The second reading of the Legislative Council’s proposal to reform the Medical Council of Hong Kong was suspended on Wednesday due to an insufficient number of lawmakers in the chamber. The reading was postponed until next Wednesday.

The government previously submitted a bill which suggested adding four lay people – individuals who are not doctors – to the Medical Council. Proponents for the bill argued that it would speed up the processing of medical complaints, while opponents say it would make no significant difference.

Doctors and medical students against new Medical Council proposals. Photo: Chantal Yuen, HKFP.

Dozens of doctors and medical students staged a sit-in outside the Legislative Council on Wednesday in protest of the bill. They have pledged to return next Wednesday.

Many protesters expressed concern over the government’s proposal to introduce more overseas-trained doctors to the city under more relaxed entry requirements. They said that adding four non-doctor members to council would allow the government’s plan to go pass more easily.

Doctors at the sit-in outside the Legislative Council. Photo: Chantal Yuen, HKFP.

Dr. Alvin Chan Yee-shing, vice-president of The Hong Kong Medical Association, told RTHK that he hoped the council would maintain a one-to-one ratio between members within the medical profession and those who are not.

Doctors and supporters took turns to speak at the front of the sit-in. Photo: Chantal Yuen, HKFP.

Jasper Tsang Yok-sing, president of the Legislative Council, expressed regret over the suspension of the reading. He said the Legislative Council performed 15 roll calls that lasted three-and-a-half-hours – half of the council’s meeting time on Wednesday.

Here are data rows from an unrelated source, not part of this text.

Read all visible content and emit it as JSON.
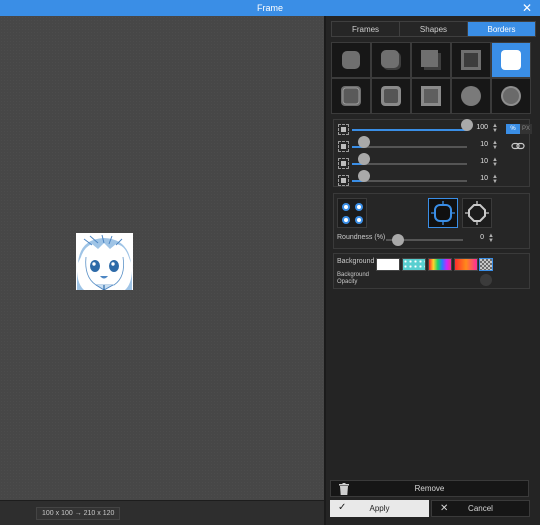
{
  "window": {
    "title": "Frame"
  },
  "canvas": {
    "dimensions": "100 x 100 → 210 x 120"
  },
  "tabs": [
    {
      "label": "Frames",
      "active": false
    },
    {
      "label": "Shapes",
      "active": false
    },
    {
      "label": "Borders",
      "active": true
    }
  ],
  "borders": {
    "selected_index": 4
  },
  "sliders": [
    {
      "name": "size",
      "value": "100",
      "level_pct": 100
    },
    {
      "name": "top",
      "value": "10",
      "level_pct": 10
    },
    {
      "name": "middle",
      "value": "10",
      "level_pct": 10
    },
    {
      "name": "bottom",
      "value": "10",
      "level_pct": 10
    }
  ],
  "units": {
    "percent": "%",
    "pixels": "PX"
  },
  "roundness": {
    "label": "Roundness (%)",
    "value": "0"
  },
  "background": {
    "label": "Background",
    "opacity_label": "Background Opacity"
  },
  "buttons": {
    "remove": "Remove",
    "apply": "Apply",
    "cancel": "Cancel"
  },
  "colors": {
    "accent": "#3a8ee6",
    "panel": "#242424",
    "canvas": "#474747"
  }
}
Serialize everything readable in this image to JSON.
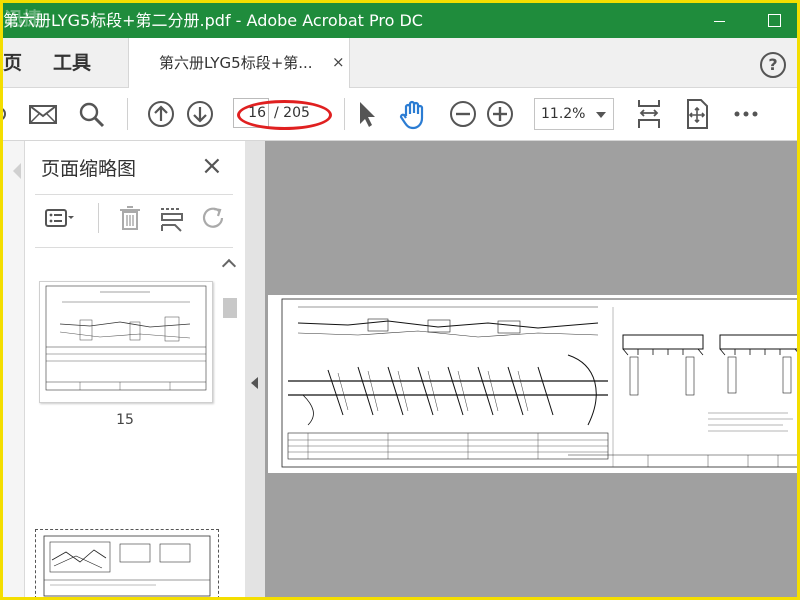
{
  "window": {
    "title": "第六册LYG5标段+第二分册.pdf - Adobe Acrobat Pro DC",
    "watermark": "迅捷"
  },
  "menu": {
    "home": "页",
    "tools": "工具"
  },
  "tab": {
    "label": "第六册LYG5标段+第...",
    "close": "×"
  },
  "help": "?",
  "toolbar": {
    "current_page": "16",
    "total_pages": "/ 205",
    "zoom": "11.2%"
  },
  "thumbnail_panel": {
    "title": "页面缩略图",
    "close": "×",
    "thumbnails": [
      {
        "number": "15"
      }
    ]
  },
  "icons": {
    "toolbar": [
      "mail-icon",
      "search-icon",
      "prev-page-icon",
      "next-page-icon",
      "select-arrow-icon",
      "hand-tool-icon",
      "zoom-out-icon",
      "zoom-in-icon",
      "fit-width-icon",
      "fit-page-icon",
      "more-icon"
    ],
    "panel": [
      "thumbnail-options-icon",
      "delete-icon",
      "insert-icon",
      "rotate-icon"
    ]
  },
  "colors": {
    "titlebar": "#1f8c3c",
    "border": "#f4de00",
    "annotation": "#e02020",
    "hand_tool": "#2b7cd3"
  }
}
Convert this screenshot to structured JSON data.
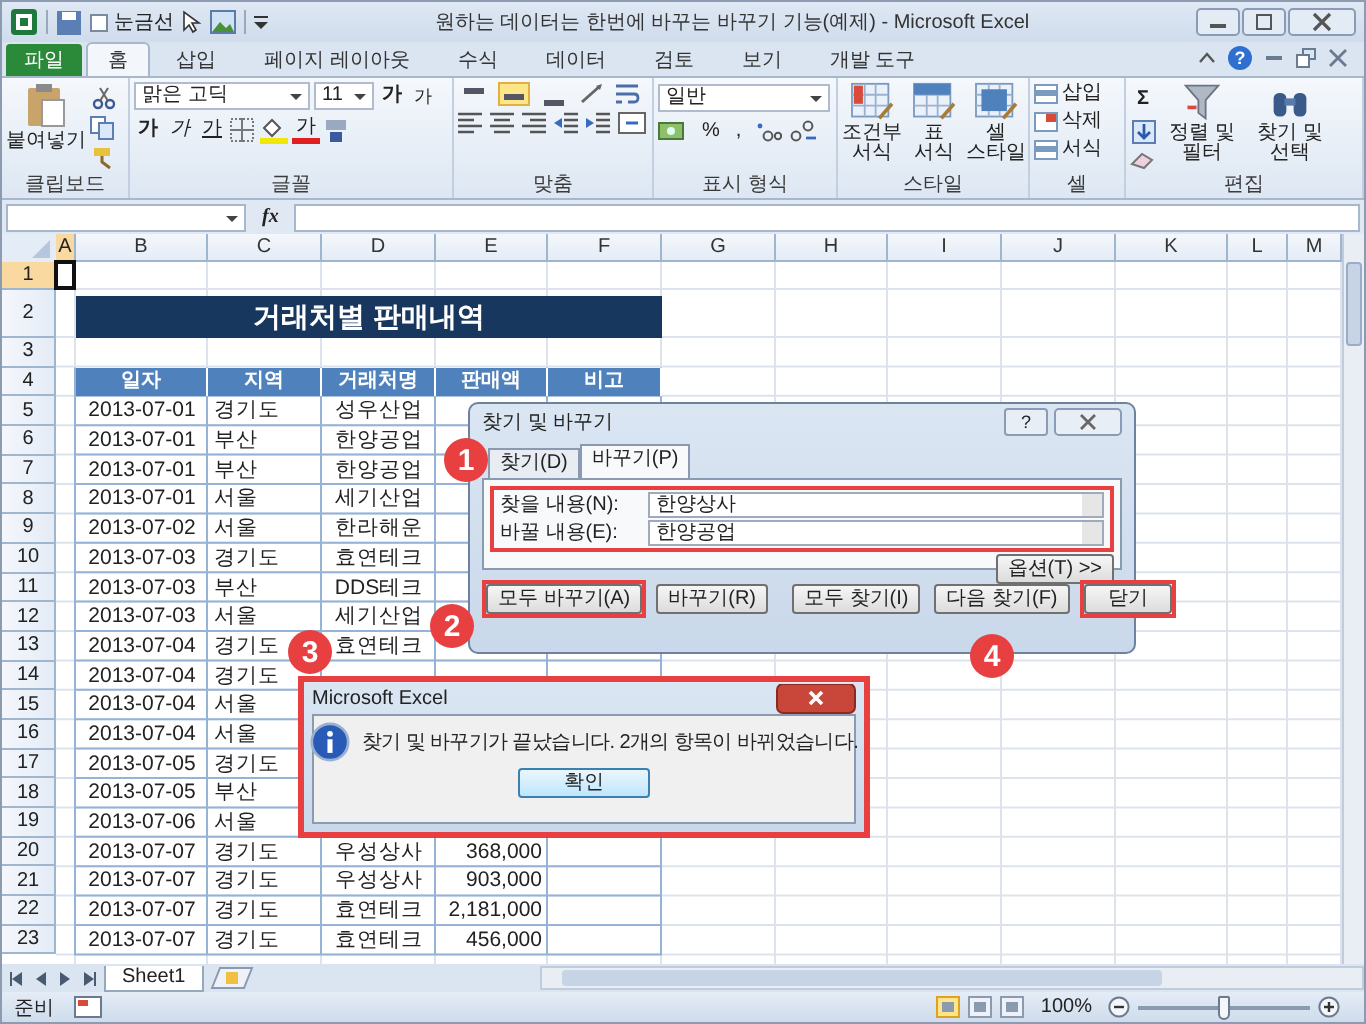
{
  "window": {
    "title": "원하는 데이터는 한번에 바꾸는 바꾸기 기능(예제) - Microsoft Excel"
  },
  "quick_access": {
    "gridlines_label": "눈금선",
    "checked": false
  },
  "ribbon_tabs": [
    {
      "label": "파일",
      "kind": "file",
      "selected": false
    },
    {
      "label": "홈",
      "kind": "tab",
      "selected": true
    },
    {
      "label": "삽입",
      "kind": "tab",
      "selected": false
    },
    {
      "label": "페이지 레이아웃",
      "kind": "tab",
      "selected": false
    },
    {
      "label": "수식",
      "kind": "tab",
      "selected": false
    },
    {
      "label": "데이터",
      "kind": "tab",
      "selected": false
    },
    {
      "label": "검토",
      "kind": "tab",
      "selected": false
    },
    {
      "label": "보기",
      "kind": "tab",
      "selected": false
    },
    {
      "label": "개발 도구",
      "kind": "tab",
      "selected": false
    }
  ],
  "help": "?",
  "clipboard": {
    "paste": "붙여넣기",
    "label": "클립보드"
  },
  "font": {
    "name": "맑은 고딕",
    "size": "11",
    "grow": "가",
    "shrink": "가",
    "bold": "가",
    "italic": "가",
    "underline": "가",
    "text_color": "가",
    "label": "글꼴"
  },
  "alignment": {
    "vertical": [
      {
        "selected": false
      },
      {
        "selected": true
      },
      {
        "selected": false
      }
    ],
    "label": "맞춤"
  },
  "number": {
    "format": "일반",
    "percent": "%",
    "comma": ",",
    "label": "표시 형식"
  },
  "styles": {
    "buttons": [
      "조건부 서식",
      "표 서식",
      "셀 스타일"
    ],
    "label": "스타일"
  },
  "cells": {
    "buttons": [
      "삽입",
      "삭제",
      "서식"
    ],
    "label": "셀"
  },
  "editing": {
    "sum": "Σ",
    "buttons": [
      "정렬 및 필터",
      "찾기 및 선택"
    ],
    "label": "편집"
  },
  "formula_bar": {
    "fx": "fx"
  },
  "sheet": {
    "columns": [
      {
        "label": "A",
        "selected": true
      },
      {
        "label": "B",
        "selected": false
      },
      {
        "label": "C",
        "selected": false
      },
      {
        "label": "D",
        "selected": false
      },
      {
        "label": "E",
        "selected": false
      },
      {
        "label": "F",
        "selected": false
      },
      {
        "label": "G",
        "selected": false
      },
      {
        "label": "H",
        "selected": false
      },
      {
        "label": "I",
        "selected": false
      },
      {
        "label": "J",
        "selected": false
      },
      {
        "label": "K",
        "selected": false
      },
      {
        "label": "L",
        "selected": false
      },
      {
        "label": "M",
        "selected": false
      }
    ],
    "rows": [
      {
        "label": "1",
        "selected": true
      },
      {
        "label": "2",
        "selected": false
      },
      {
        "label": "3",
        "selected": false
      },
      {
        "label": "4",
        "selected": false
      },
      {
        "label": "5",
        "selected": false
      },
      {
        "label": "6",
        "selected": false
      },
      {
        "label": "7",
        "selected": false
      },
      {
        "label": "8",
        "selected": false
      },
      {
        "label": "9",
        "selected": false
      },
      {
        "label": "10",
        "selected": false
      },
      {
        "label": "11",
        "selected": false
      },
      {
        "label": "12",
        "selected": false
      },
      {
        "label": "13",
        "selected": false
      },
      {
        "label": "14",
        "selected": false
      },
      {
        "label": "15",
        "selected": false
      },
      {
        "label": "16",
        "selected": false
      },
      {
        "label": "17",
        "selected": false
      },
      {
        "label": "18",
        "selected": false
      },
      {
        "label": "19",
        "selected": false
      },
      {
        "label": "20",
        "selected": false
      },
      {
        "label": "21",
        "selected": false
      },
      {
        "label": "22",
        "selected": false
      },
      {
        "label": "23",
        "selected": false
      }
    ],
    "title": "거래처별 판매내역",
    "headers": [
      "일자",
      "지역",
      "거래처명",
      "판매액",
      "비고"
    ],
    "records": [
      {
        "date": "2013-07-01",
        "region": "경기도",
        "client": "성우산업"
      },
      {
        "date": "2013-07-01",
        "region": "부산",
        "client": "한양공업"
      },
      {
        "date": "2013-07-01",
        "region": "부산",
        "client": "한양공업"
      },
      {
        "date": "2013-07-01",
        "region": "서울",
        "client": "세기산업"
      },
      {
        "date": "2013-07-02",
        "region": "서울",
        "client": "한라해운"
      },
      {
        "date": "2013-07-03",
        "region": "경기도",
        "client": "효연테크"
      },
      {
        "date": "2013-07-03",
        "region": "부산",
        "client": "DDS테크"
      },
      {
        "date": "2013-07-03",
        "region": "서울",
        "client": "세기산업"
      },
      {
        "date": "2013-07-04",
        "region": "경기도",
        "client": "효연테크"
      },
      {
        "date": "2013-07-04",
        "region": "경기도"
      },
      {
        "date": "2013-07-04",
        "region": "서울"
      },
      {
        "date": "2013-07-04",
        "region": "서울"
      },
      {
        "date": "2013-07-05",
        "region": "경기도"
      },
      {
        "date": "2013-07-05",
        "region": "부산"
      },
      {
        "date": "2013-07-06",
        "region": "서울"
      },
      {
        "date": "2013-07-07",
        "region": "경기도",
        "client": "우성상사",
        "amount": "368,000"
      },
      {
        "date": "2013-07-07",
        "region": "경기도",
        "client": "우성상사",
        "amount": "903,000"
      },
      {
        "date": "2013-07-07",
        "region": "경기도",
        "client": "효연테크",
        "amount": "2,181,000"
      },
      {
        "date": "2013-07-07",
        "region": "경기도",
        "client": "효연테크",
        "amount": "456,000"
      }
    ]
  },
  "find_dialog": {
    "title": "찾기 및 바꾸기",
    "help": "?",
    "tabs": [
      {
        "label": "찾기(D)",
        "selected": false
      },
      {
        "label": "바꾸기(P)",
        "selected": true
      }
    ],
    "fields": [
      {
        "label": "찾을 내용(N):",
        "value": "한양상사"
      },
      {
        "label": "바꿀 내용(E):",
        "value": "한양공업"
      }
    ],
    "options": "옵션(T) >>",
    "buttons": [
      {
        "label": "모두 바꾸기(A)",
        "highlighted": true
      },
      {
        "label": "바꾸기(R)",
        "highlighted": false
      },
      {
        "label": "모두 찾기(I)",
        "highlighted": false
      },
      {
        "label": "다음 찾기(F)",
        "highlighted": false
      },
      {
        "label": "닫기",
        "highlighted": true
      }
    ]
  },
  "message_box": {
    "title": "Microsoft Excel",
    "text": "찾기 및 바꾸기가 끝났습니다. 2개의 항목이 바뀌었습니다.",
    "button": "확인"
  },
  "callouts": [
    "1",
    "2",
    "3",
    "4"
  ],
  "sheet_tabs": [
    {
      "label": "Sheet1",
      "selected": true
    }
  ],
  "status_bar": {
    "status": "준비",
    "views": [
      {
        "selected": true
      },
      {
        "selected": false
      },
      {
        "selected": false
      }
    ],
    "zoom": "100%",
    "zoom_slider": {
      "level": 0.5
    }
  }
}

Tsang added that the Legislative Council still had more than 50 hours of meeting time before it breaks for the summer in two weeks. He said he believed the council could still go through the three remaining bills on agenda, including one which proposed reforms to the Medical Council.

“If there are some members who are determined to obstruct the proper function of the [Legislative] Council, then no matter how much… additional time we have – it’s meaningless,” said Tsang.

Jasper Tsang after the meeting’s suspension. Photo: RTHK Screenshot.

Doctor Leung Ka-lau, representing the medical functional constituency, said the reading’s suspension was not necessarily a bad development, as it provided more time to discuss the amendment.

Gene Lin

Gene Lin is a Journalism and Computer Science student at The University of Hong Kong. He worked as a reporter for the 'LIVE: Verified Updates' during the Occupy Central protests. He is also an editor at HKU's first English-language student paper, The Lion Post.